**TASK REQUIREMENTS:** Each line of the entries below that includes "JSON" belongs in your answer.
★ ★ ★
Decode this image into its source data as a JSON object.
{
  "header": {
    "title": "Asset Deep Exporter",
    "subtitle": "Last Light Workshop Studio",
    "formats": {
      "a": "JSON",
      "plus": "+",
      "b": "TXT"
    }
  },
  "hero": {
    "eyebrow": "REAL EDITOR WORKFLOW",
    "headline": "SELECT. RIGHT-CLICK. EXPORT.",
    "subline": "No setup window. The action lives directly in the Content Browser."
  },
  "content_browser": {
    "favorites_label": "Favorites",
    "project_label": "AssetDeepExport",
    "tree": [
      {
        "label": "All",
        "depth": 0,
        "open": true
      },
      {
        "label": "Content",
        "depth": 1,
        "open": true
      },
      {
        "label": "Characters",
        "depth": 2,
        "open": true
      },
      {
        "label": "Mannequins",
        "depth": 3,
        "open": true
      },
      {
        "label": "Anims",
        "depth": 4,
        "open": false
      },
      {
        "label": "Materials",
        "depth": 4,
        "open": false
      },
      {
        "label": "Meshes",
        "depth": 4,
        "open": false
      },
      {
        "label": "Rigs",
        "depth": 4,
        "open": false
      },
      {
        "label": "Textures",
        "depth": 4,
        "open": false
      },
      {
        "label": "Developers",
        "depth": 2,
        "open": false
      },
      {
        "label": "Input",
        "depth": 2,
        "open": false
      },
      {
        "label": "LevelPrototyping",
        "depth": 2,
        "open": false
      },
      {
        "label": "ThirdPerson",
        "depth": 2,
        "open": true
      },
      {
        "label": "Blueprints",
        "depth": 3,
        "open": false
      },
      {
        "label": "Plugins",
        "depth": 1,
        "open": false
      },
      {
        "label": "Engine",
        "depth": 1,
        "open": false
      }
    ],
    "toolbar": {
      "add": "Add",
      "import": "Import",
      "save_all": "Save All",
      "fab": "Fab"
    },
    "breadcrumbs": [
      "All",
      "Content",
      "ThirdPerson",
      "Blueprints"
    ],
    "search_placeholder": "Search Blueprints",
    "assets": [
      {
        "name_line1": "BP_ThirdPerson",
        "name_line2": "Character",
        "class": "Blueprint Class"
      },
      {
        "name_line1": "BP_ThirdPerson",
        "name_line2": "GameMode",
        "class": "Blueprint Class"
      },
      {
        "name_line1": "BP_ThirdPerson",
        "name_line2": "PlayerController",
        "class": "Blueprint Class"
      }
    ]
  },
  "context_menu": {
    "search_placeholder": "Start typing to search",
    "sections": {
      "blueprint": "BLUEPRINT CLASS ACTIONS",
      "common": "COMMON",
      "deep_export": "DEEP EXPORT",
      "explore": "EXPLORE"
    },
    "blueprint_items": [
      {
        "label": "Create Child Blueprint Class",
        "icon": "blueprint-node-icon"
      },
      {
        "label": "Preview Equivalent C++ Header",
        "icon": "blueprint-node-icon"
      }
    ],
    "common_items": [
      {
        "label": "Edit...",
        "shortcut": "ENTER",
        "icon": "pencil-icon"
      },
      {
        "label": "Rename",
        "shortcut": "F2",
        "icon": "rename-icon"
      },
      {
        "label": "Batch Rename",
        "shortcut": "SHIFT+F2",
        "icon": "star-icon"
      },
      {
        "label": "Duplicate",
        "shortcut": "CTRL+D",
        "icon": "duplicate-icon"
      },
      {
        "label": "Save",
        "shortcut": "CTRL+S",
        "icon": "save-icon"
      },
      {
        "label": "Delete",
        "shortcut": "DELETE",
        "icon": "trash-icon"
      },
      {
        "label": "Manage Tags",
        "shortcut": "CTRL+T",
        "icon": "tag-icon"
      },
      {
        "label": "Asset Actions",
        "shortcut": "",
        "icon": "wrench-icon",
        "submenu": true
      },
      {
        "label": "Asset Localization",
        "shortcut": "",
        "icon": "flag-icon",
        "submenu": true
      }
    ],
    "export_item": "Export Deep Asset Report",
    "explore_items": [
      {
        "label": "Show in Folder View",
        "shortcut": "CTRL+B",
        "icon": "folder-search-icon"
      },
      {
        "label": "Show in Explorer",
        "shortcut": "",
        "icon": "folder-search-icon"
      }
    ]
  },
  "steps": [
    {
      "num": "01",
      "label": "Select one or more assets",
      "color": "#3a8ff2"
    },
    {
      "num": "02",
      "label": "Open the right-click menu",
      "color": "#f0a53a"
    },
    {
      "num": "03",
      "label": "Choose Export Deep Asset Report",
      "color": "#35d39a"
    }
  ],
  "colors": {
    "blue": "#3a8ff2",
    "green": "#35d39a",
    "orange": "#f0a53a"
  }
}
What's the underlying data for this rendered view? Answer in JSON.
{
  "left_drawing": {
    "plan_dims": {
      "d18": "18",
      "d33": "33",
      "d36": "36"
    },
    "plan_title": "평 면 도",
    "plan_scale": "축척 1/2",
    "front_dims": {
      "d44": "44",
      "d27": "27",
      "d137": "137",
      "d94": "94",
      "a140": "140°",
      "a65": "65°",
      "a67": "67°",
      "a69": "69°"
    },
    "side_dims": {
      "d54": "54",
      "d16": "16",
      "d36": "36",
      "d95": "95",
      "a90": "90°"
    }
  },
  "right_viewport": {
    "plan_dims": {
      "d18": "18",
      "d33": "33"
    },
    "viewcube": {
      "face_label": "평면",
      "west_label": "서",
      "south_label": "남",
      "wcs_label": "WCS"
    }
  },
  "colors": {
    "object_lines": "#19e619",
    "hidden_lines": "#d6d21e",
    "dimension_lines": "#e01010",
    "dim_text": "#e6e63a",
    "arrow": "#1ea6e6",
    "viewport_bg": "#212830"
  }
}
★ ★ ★
**ANSWER AREA:**
Decode this image into its source data as a JSON object.
      "a": "JSON",
What's the underlying data for this rendered view? Answer in JSON.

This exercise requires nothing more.